- _Task to carry out_
Keep only the lines of the listing that include the word "Kaffeine", and copy them.

- _Data excerpts_

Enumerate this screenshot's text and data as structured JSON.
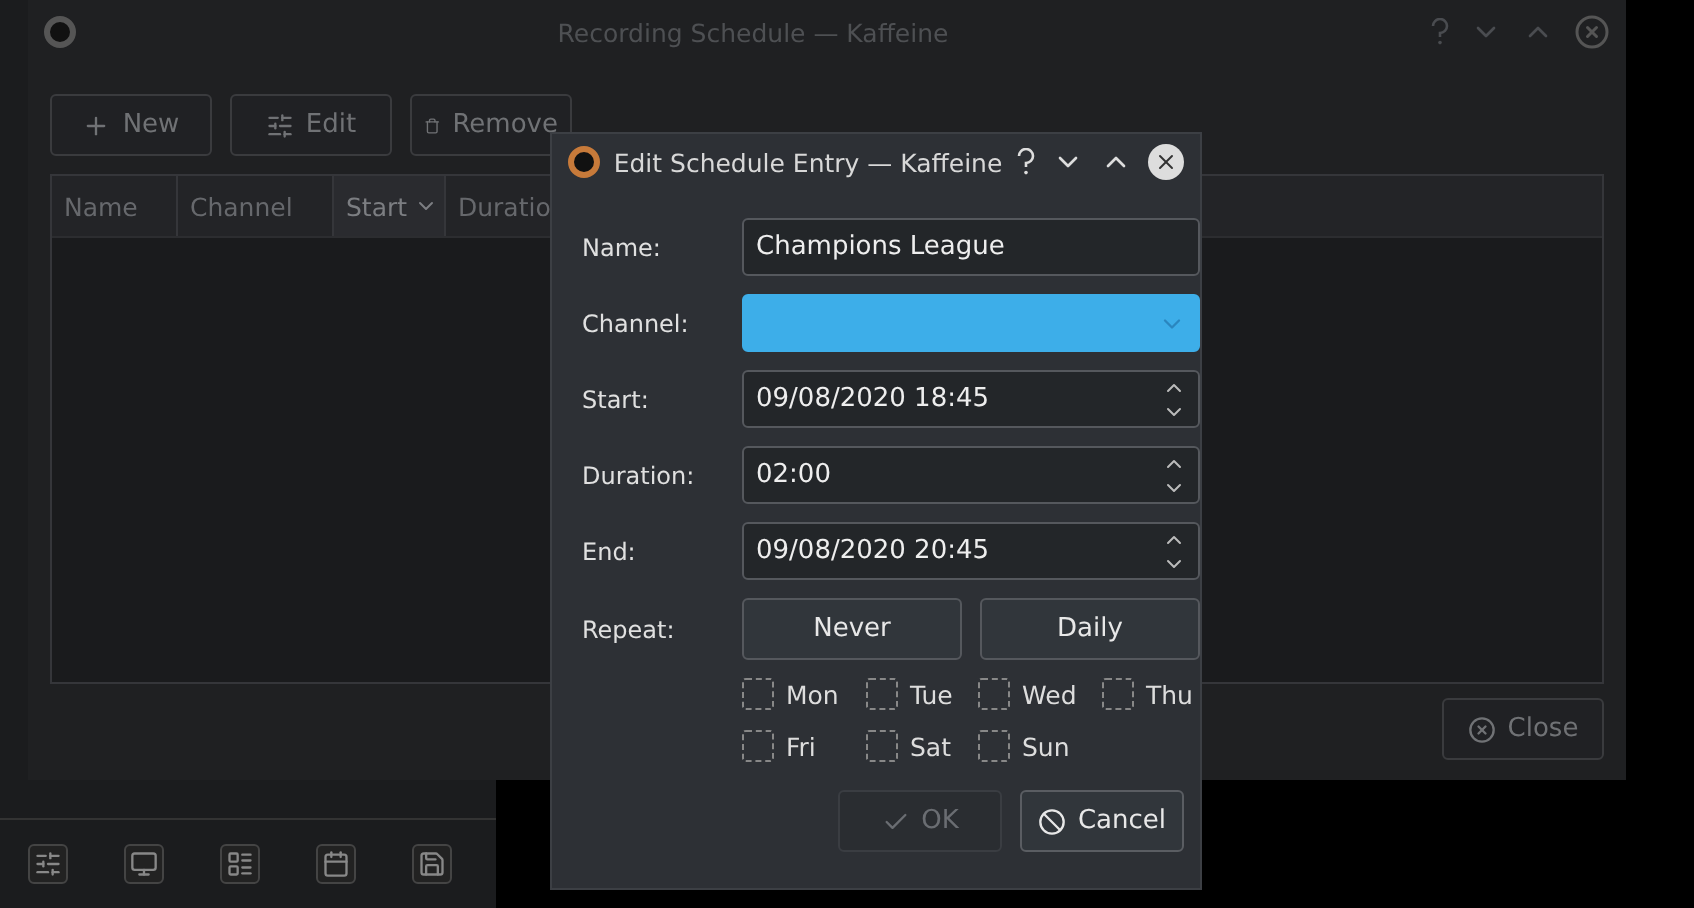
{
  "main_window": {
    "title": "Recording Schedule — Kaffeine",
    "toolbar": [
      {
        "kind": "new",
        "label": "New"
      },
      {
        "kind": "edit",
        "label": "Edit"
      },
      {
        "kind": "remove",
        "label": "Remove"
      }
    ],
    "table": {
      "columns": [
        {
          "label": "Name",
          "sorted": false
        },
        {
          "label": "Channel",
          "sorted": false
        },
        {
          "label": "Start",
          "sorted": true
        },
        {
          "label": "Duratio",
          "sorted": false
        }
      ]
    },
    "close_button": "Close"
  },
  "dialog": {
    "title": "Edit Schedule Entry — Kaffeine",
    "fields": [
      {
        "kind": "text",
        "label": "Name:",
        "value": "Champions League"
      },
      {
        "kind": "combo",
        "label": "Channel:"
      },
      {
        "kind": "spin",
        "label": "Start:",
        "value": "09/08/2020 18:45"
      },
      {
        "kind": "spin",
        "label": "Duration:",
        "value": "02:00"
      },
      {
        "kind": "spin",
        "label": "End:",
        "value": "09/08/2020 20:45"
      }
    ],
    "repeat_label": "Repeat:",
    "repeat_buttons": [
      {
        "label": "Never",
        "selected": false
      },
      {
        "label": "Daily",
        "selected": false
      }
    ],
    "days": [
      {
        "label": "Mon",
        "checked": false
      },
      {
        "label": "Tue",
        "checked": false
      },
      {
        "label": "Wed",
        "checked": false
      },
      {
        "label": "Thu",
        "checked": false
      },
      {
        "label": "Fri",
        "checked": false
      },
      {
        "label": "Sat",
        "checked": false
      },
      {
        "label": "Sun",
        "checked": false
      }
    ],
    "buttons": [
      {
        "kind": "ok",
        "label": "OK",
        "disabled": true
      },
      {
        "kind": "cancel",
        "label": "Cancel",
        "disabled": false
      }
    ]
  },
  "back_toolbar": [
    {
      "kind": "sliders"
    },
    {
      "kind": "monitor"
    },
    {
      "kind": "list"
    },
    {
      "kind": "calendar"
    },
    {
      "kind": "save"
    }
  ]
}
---
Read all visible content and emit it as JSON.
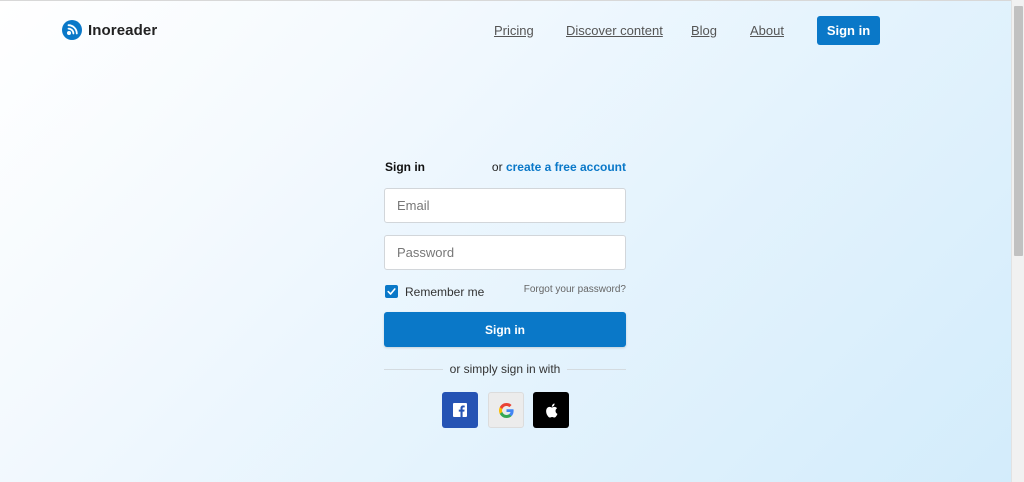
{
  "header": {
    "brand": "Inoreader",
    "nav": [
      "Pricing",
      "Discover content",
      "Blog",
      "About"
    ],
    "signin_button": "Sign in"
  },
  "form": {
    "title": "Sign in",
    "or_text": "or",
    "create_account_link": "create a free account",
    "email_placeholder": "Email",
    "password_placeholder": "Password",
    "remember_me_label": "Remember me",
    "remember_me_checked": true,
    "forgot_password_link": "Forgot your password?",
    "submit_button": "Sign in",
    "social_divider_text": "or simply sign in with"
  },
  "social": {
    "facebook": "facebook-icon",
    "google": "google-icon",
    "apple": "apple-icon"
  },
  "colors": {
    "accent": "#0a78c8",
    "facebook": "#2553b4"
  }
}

- _Finished task_
    "title": "Recording Schedule — Kaffeine",
    "title": "Edit Schedule Entry — Kaffeine",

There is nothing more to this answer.